Also on Saturday, Calgary and Sweden center Mikael Backlund returned to Calgary for rehabilitation of a concussion he suffered during a preliminary-round World Cup game in Toronto. Previously, Dallas and Canada forward Tyler Seguin suffered a hairline fracture of his heel during a pre-tournament exhibition game, and forward Radek Faksa of Dallas and the Czech Republic began exhibiting concussion-like symptoms after playing Canada in a round-robin game here.
Sweden forward Carl Hagelin, Murray's teammate in Pittsburgh, was surprised by the news of Murray's injury. "He's an unbelievable goalie. We have all the trust we need in him," Hagelin said Saturday after Sweden practiced at Air Canada Center for its Sunday semifinal match-up against Team Europe.
"He's obviously showed throughout his career that he's a top goalie in the NHL. We'll be fine there, but it's always hard to see a guy go down with an injury, especially this early in the year."
While Murray recovers, the Penguins have the luxury of relying on another Stanley Cup-winning goalie: Marc-Andre Fleury. However, league and team executives must cringe when they see players get hurt and become unavailable for the NHL season. Are they angry enough to veto another World Cup or similar tournament? Hagelin hopes not.
"For management, obviously, they're going to start saying, 'Maybe it's not the right thing for the players,'" Hagelin said. "But as a player, you want to go out and play for your country. To represent your country is the biggest thing you can do. This is such a great tournament.
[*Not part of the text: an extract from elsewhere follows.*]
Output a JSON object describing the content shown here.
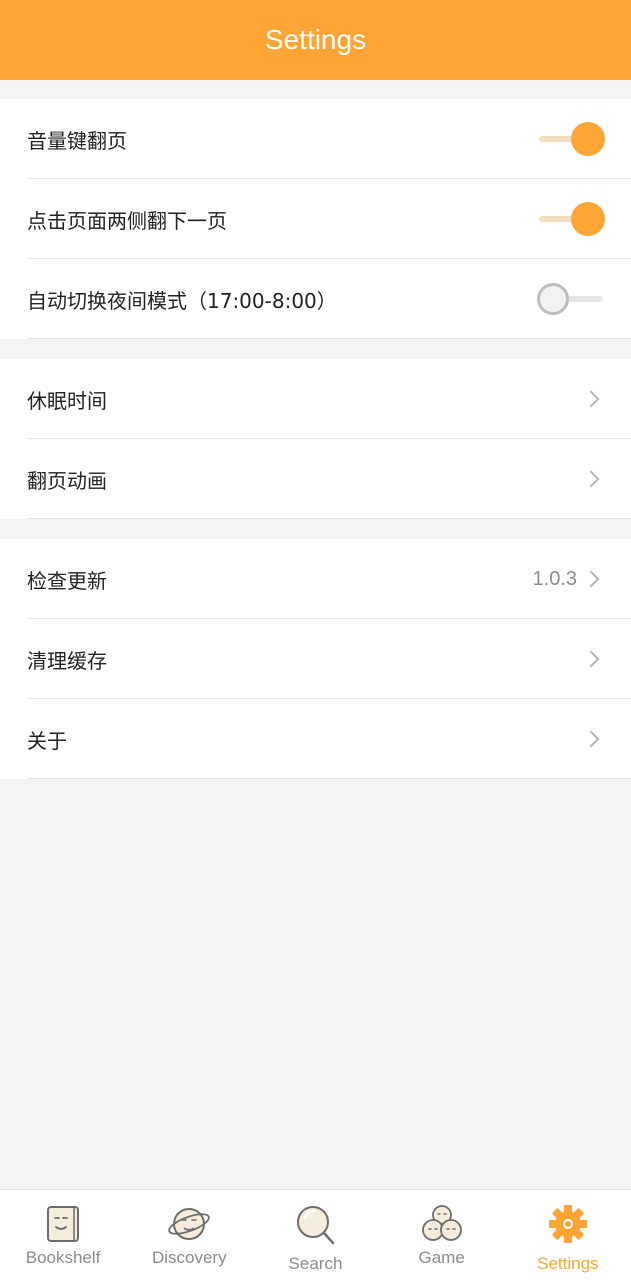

I don't think there's any regrets anywhere, but injuries happen, and that's part of the game."